On June 11, 2010, the New York Times published What an Estate Looks Like to the Taxman, by David Kocieniewski.
Kocieniewski reports on the divide over estate tax reform, and provides a balanced summary of the positions for and against the estate tax.
Kocieniewski asks interesting questions:
The estate tax is one of those hyper-combustible issues where emotion, and shrewd lobbying, can loose an outsize uproar. . . .
What is the dividing line between wealthy and upper middle class? Or between someone who owns an estate and someone lucky enough to have bought a home decades ago and watched its value grow to seven figures? . . .
Mr. Buffett warned Congress in 2007 that without an estate tax, the United States runs the risk of becoming a “dynastic plutocracy.”
But where does that dynastic plutocracy begin?
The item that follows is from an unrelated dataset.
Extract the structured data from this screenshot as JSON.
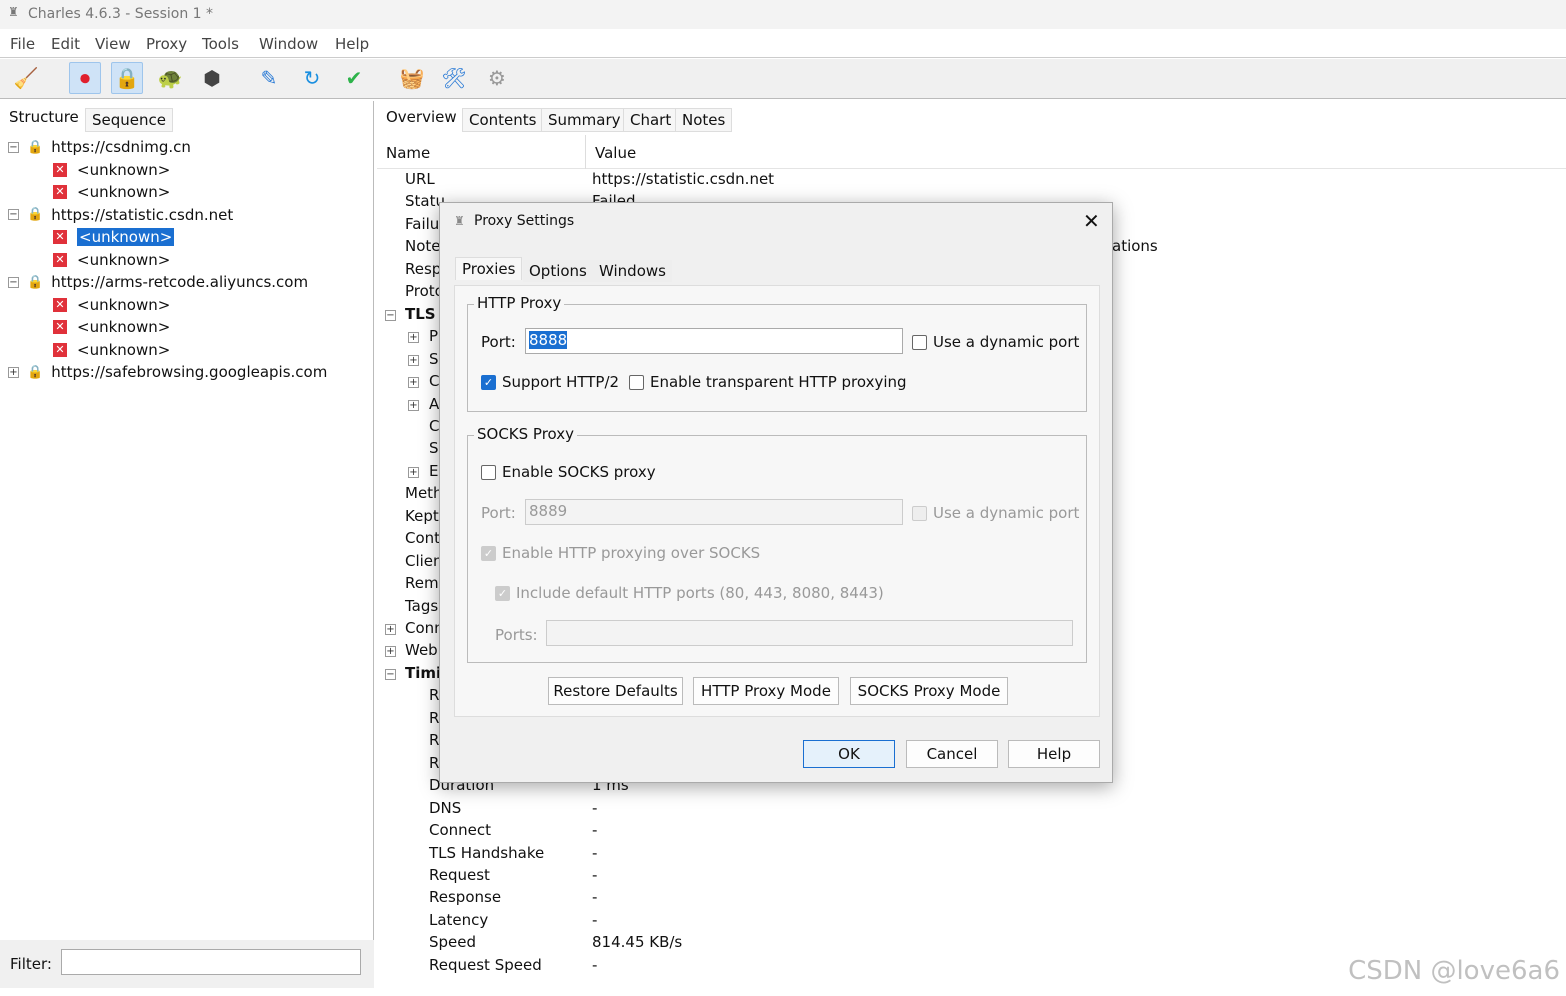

There is an astronomical gap between Mr. Buffett’s fortune, which Forbes estimated at $47 billion, and two retirees in Marin County, California, whose life’s work might have allowed them to leave their heirs $3.5 million in assets, mostly in the value of a house.